11pm. I’m screwed, she realized.
And... that wasn’t all. There were nine missed calls. I’m really, really screwed.
Sure enough, Eve found her mom sitting at the living room table, looking at her as if she was a puppy murderer.
“Where were you?” Tania asked, in a level tone, betraying no emotion. Bad sign.
“Rehearsals ran long,” Evelyn explained. She swung the bass off her shoulder and rested it against the bookcase, like she usually did.
“Why didn’t you answer your phone?”
Evelyn winced. That was so not gonna end well. “S– sorry,” she told her mother, stuttering. “The music was really loud and—”
“Evelyn, do you even remember what day is today?”
What day? Hold on... does that mean she was supposed to have done something that she forgot?
“Erm... was it my turn to do the laundry?” she risked.
Tania sighed. She didn’t look
angry, just disappointed. Somehow, that was worse.
“It’s Brianna’s birthday,” she said. “We were going out for pizza. I told you in the morning, remember?”
Eve facepalmed. Worst part? She really did tell. And it had completely slipped the girl’s mind. Tania, Mr. Phil and Brianna had probably waited for her all evening.
“Shit... I’m sorry.”
“Tell that to your sister,” said her mom, before getting up from the chair and walking away to her and her husband’s room.
Evelyn pursed her lips. How was she going to explain to Brianna that she forgot about her birthday?
She walked up the steps to the shared bedroom, slowly, trying to come up with an excuse. But she stopped short from opening the door, because a noise was coming from inside. Brianna was sobbing. Eve felt a pang of guilt in her chest. Okay, so Brianna may not like her stepsister (and vice versa), but this didn’t make it right for Evelyn to ruin her birthday.
Evelyn knocked. The sobbing instantly stopped. She swung open the door. Brianna was lying in bed, under the covers, with the bedside lamp on.

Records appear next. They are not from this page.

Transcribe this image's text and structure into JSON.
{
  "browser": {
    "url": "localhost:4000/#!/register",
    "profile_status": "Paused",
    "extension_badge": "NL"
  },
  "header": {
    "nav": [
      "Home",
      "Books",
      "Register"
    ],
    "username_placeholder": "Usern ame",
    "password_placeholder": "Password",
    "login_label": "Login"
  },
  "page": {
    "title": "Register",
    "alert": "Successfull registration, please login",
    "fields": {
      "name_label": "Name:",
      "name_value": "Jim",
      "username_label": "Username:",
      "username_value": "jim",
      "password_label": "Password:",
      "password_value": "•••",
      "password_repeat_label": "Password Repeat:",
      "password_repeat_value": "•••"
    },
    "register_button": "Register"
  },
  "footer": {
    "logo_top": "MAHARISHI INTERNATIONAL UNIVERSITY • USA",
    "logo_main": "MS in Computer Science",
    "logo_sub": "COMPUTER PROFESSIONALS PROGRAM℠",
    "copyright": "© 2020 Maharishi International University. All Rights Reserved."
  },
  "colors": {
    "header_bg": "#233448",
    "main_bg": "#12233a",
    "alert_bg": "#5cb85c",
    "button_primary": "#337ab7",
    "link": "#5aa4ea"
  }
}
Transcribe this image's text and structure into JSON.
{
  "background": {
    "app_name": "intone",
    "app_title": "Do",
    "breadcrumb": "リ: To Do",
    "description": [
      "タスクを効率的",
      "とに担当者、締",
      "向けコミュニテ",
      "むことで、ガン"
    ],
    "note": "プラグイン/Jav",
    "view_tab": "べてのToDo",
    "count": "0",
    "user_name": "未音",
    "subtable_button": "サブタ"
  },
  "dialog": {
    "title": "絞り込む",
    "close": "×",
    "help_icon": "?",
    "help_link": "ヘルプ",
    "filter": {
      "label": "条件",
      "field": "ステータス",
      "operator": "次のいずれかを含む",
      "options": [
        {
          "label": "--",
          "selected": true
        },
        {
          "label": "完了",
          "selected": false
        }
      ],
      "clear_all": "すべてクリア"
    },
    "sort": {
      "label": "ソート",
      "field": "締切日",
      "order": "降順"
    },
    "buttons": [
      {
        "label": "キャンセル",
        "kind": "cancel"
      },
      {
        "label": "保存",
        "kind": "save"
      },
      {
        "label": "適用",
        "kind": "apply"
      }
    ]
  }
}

“Hey...” Evee called. No response. “Um... sorry for today. My bad. But look, you can still go out for pizza some other day, right? With mom, and Mr. Phil. I’m sure they’ll take you tomorrow, if you ask them. No harm done?”
Still no response. Eve shrugged, got herself a change of clothes from the wardrobe, then left the room to take a bath downstairs. When she came up again, the bedside lamp was off, so she assumed Brianna was already asleep. She dove into her own bed and instantly fell asleep, as well.
Eve woke up a few hours later to the sound of Brianna’s voice. At first, she thought the blonde was talking to someone. Except... the words she spoke made no sense. It was a language Evelyn had never heard before. When she turned to look, there was a circle chalked on the floor, with lit candles all around it. Seven candles, in total. Brianna held a thick book in her hands, and was reading from it. Was that an incantation? Eve pinched herself, just to make sure she wasn’t dreaming the whole thing.
“Brianna?” she called, confused. But Brianna did not look at her, and instead simply kept reading in the strange language of the book. Eve got up, then took careful steps toward her stepsister. “Brianna, what are you doing?”
Brianna finished her incantation. She closed the book. The chalk circle started glowing in a bright blue color. Wind blew around them. How could there be wind inside a bedroom? Or rather... where was the bedroom? Where was anything at all? Eve could only see herself, the blue glowing circle of chalk, and Brianna standing before her, the rest was darkness. The wind seemed to be blowing counterclockwise around the circle, like a whirlwind. And then, as suddenly as it had begun, it stopped. The chalk circle was gone, too. Brianna and Evelyn were inside a large square room of stone walls, with no doors or windows. The only light in the room came from a lit torch on the wall. Evelyn looked around, alarmed.
“Where are we?” she asked.
Brianna scrunched her face, and said a word her stepsister had never known to be a part of her vocabulary, until then.